(Data records for software interfaces)

* * *

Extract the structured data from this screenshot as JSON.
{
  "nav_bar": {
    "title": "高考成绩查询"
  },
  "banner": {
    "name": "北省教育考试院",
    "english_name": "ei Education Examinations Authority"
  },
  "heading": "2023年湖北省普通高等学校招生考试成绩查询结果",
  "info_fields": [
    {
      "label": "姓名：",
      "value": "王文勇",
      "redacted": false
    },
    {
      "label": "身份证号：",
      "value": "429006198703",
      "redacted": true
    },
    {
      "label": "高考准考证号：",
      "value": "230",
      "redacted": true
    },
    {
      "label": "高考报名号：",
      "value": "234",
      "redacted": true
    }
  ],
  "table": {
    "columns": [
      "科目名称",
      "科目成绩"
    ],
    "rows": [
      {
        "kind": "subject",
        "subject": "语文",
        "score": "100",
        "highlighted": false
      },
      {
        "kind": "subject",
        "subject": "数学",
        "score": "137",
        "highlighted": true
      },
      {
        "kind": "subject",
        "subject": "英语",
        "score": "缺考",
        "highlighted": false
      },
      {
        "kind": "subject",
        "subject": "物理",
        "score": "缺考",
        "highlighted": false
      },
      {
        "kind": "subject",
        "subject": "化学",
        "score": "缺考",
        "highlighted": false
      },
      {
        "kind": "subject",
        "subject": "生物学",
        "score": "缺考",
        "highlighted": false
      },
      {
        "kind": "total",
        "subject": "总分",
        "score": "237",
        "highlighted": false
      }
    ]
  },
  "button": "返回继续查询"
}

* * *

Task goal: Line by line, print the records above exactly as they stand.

Exercise response:
Extract the structured data from this screenshot as JSON.
{
  "nav_bar": {
    "title": "高考成绩查询"
  },
  "banner": {
    "name": "北省教育考试院",
    "english_name": "ei Education Examinations Authority"
  },
  "heading": "2023年湖北省普通高等学校招生考试成绩查询结果",
  "info_fields": [
    {
      "label": "姓名：",
      "value": "王文勇",
      "redacted": false
    },
    {
      "label": "身份证号：",
      "value": "429006198703",
      "redacted": true
    },
    {
      "label": "高考准考证号：",
      "value": "230",
      "redacted": true
    },
    {
      "label": "高考报名号：",
      "value": "234",
      "redacted": true
    }
  ],
  "table": {
    "columns": [
      "科目名称",
      "科目成绩"
    ],
    "rows": [
      {
        "kind": "subject",
        "subject": "语文",
        "score": "100",
        "highlighted": false
      },
      {
        "kind": "subject",
        "subject": "数学",
        "score": "137",
        "highlighted": true
      },
      {
        "kind": "subject",
        "subject": "英语",
        "score": "缺考",
        "highlighted": false
      },
      {
        "kind": "subject",
        "subject": "物理",
        "score": "缺考",
        "highlighted": false
      },
      {
        "kind": "subject",
        "subject": "化学",
        "score": "缺考",
        "highlighted": false
      },
      {
        "kind": "subject",
        "subject": "生物学",
        "score": "缺考",
        "highlighted": false
      },
      {
        "kind": "total",
        "subject": "总分",
        "score": "237",
        "highlighted": false
      }
    ]
  },
  "button": "返回继续查询"
}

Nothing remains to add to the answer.